Go through the lines below. Copy those with "Estrategia".
*** Opening Dataset excerpts ***
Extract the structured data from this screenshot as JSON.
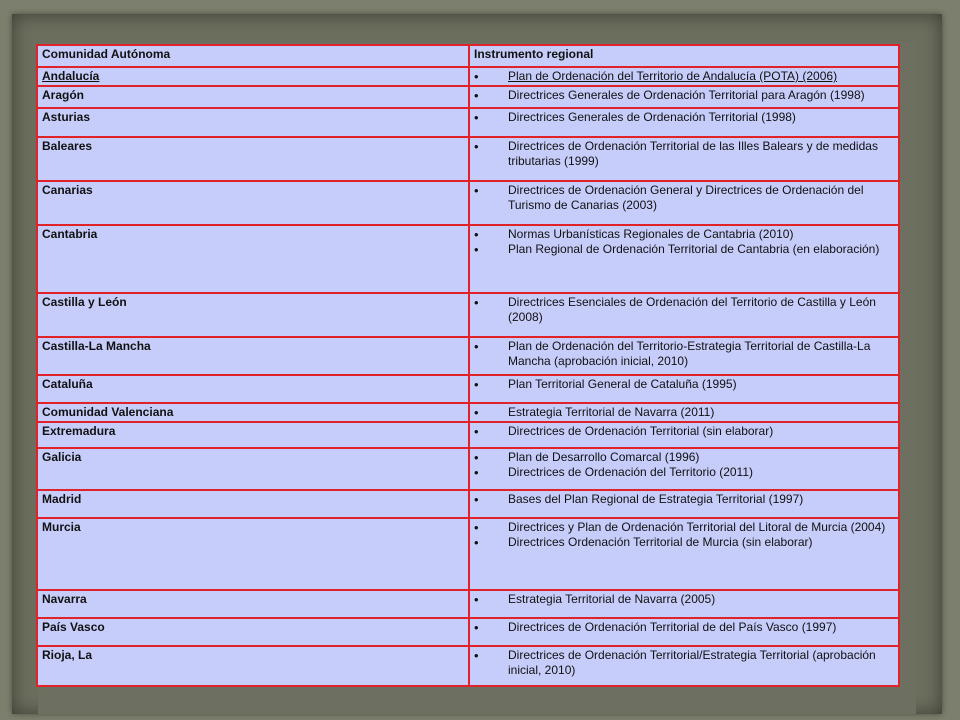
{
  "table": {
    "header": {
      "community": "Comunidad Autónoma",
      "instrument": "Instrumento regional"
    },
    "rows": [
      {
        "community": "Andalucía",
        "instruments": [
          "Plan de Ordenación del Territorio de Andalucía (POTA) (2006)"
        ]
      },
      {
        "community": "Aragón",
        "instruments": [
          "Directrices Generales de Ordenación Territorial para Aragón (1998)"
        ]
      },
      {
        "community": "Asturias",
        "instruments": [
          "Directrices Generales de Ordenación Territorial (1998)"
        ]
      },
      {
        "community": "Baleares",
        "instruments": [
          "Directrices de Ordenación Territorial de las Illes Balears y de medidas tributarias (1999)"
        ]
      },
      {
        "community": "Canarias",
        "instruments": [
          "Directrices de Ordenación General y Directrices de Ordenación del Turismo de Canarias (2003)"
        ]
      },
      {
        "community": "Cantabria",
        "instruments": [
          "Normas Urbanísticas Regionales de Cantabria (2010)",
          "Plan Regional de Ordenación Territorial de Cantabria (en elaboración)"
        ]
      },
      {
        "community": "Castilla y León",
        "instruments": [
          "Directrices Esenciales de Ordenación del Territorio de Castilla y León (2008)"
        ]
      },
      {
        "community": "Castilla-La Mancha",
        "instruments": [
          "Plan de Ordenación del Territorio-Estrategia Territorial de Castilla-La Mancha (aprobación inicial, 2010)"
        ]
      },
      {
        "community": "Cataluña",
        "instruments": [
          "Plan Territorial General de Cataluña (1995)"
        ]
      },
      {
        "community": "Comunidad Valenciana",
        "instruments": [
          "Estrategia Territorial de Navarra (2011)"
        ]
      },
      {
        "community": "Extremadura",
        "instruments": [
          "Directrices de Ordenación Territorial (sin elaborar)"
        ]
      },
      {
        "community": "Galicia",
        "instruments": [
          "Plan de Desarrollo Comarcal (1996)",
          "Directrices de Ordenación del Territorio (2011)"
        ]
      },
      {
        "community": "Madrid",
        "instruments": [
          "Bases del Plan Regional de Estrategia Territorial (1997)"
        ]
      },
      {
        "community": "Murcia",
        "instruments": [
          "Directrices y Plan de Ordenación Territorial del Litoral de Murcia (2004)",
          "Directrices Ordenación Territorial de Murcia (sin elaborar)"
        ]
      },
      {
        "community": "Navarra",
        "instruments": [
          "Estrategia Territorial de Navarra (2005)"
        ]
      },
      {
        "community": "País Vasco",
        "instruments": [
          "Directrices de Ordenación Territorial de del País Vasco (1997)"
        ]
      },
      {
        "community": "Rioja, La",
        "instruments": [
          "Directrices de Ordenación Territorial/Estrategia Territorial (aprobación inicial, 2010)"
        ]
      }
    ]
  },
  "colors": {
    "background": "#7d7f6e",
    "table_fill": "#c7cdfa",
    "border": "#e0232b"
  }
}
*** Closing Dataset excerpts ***
Response:
          "Plan de Ordenación del Territorio-Estrategia Territorial de Castilla-La Mancha (aprobación inicial, 2010)"
          "Estrategia Territorial de Navarra (2011)"
          "Bases del Plan Regional de Estrategia Territorial (1997)"
          "Estrategia Territorial de Navarra (2005)"
          "Directrices de Ordenación Territorial/Estrategia Territorial (aprobación inicial, 2010)"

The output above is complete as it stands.